© 2007, Markov Processes International, LLC Page 2
RIEF Strategy Close Up
Although few details are known about the fund’s strategyoutside of its 200 employees, in the series of recentinterviews [6-8], Simons has shed light on the way theInstitutional Fund is managed. On the one hand, RIEF istaking advantage of proven computer models, tradingsignals and risk management techniques of theRenaissance Medallion fund, which has an exceptionaltrack record and is closed to outside investors. On theother hand, unlike Medallion which is investing acrossmultiple asset classes, RIEF is investing primarily in3,000 to 4,000 U.S. public equities and making long-termbets with a significant holding period, as compared with“rapid-fire” trading of the Medallion. The fund is makinglong and short bets maintaining a moderate leveragelevel. Overall, risk of the RIEF is described as slightlylower than that of the S&P 500 Index, although the fundis not intended to track the index. In other words, thefund is presented as having low volatility and lower risk than the market and represents a long-short strategy witha relatively low turnover.It is worth noting that over the past two years thestrategy accumulated in excess of $26B in assets. Thefund launched on August 1, 2005 with $600M and thedemand was so high that it put a cap of $2B on monthlyinflows. In November 2006, it had $14B undermanagement and added another $12B in the followingyear–a record number for a hedge fund.Historical performance and risk of the stated strategyare easily assessed using the fund’s historical return
and those of the S&P 500, since August 2005 (thefund’s inception). Annualized returns since the fund’sinception through June were 15.35% for their B series(net of fees) and 19.03%
gross of fees, compared to12.95% for the S&P 500 (Figure 1).
Annualized standard deviation for the same period wasmarginally lower gross of fees, at 6.52%, compared to6.74% for the S&P 500 (Figure 2). The remainder of the analysis is conducted using the gross of fees series.
Created with MPI Stylus™
Risk (Annual StdDev)
As of June 200701234567
T o t a l A n n u a l i z e d S t d D e v , %
2005 - 20076.525.756.74Renaissance Inst'l Equities Fund LLCRenaissance Inst'l Equities Fund LLC, Ser BS&P 500 Index
A typical due diligence analysis of such a fund wouldinclude calculations of its MPT statistics (alpha, beta,Sharpe Ratio, etc.) along with numerous ratios andgain/loss statistics. The issue with such statistics is thatthey often have little predictive power, can bemisleading and result in a false sense of security–thelast thing a hedge fund investor needs in a time of crisis.For instance, one may decide to use the fund’s beta toestimate its losses in July.
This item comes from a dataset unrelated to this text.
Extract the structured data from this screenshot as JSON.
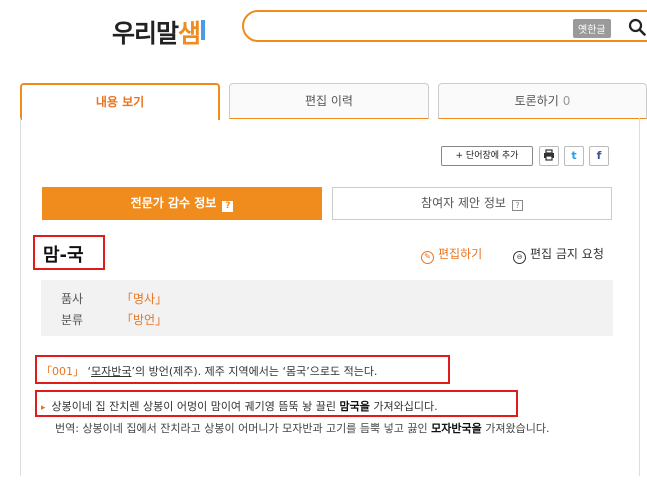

Thus, beta vs. the S&P 500index computed through June is 0.43, and is well in linewith the fund’s strategy of maintaining a low marketrisk. Given that the S&P return for July was -3.1%, wewould have estimated July’s return for the fund to bearound -1.3%. Since the fund’s return was actually lessthan -4%, it demonstrates once again that low beta of hedge funds has to be taken with a grain of salt. It mustbe said that low beta values of hedge funds are similarto those of balanced mutual funds such as VanguardWellington
, thus implying lower systematic risk. Whatis usually neglected is that - compared to mutual funds-corresponding R-squared values are very low for hedgefunds (e.g., 20% for RIEF) placing little trust on thebeta number itself.
Renaissance RIEF returns were obtained from a hedge funddata vendor
Wellington’s beta vs. S&P 500 Index is 0.6 with theR
Created with MPI Stylus™
As of June 200702468101214161820
T o t a l A n n u a l i z e d R e t u r n , %
Aug-05 - Jun-0719.0315.3512.95Renaissance Inst'l Equities Fund LLCRenaissance Inst'l Equities Fund LLC, Ser BS&P 500 Index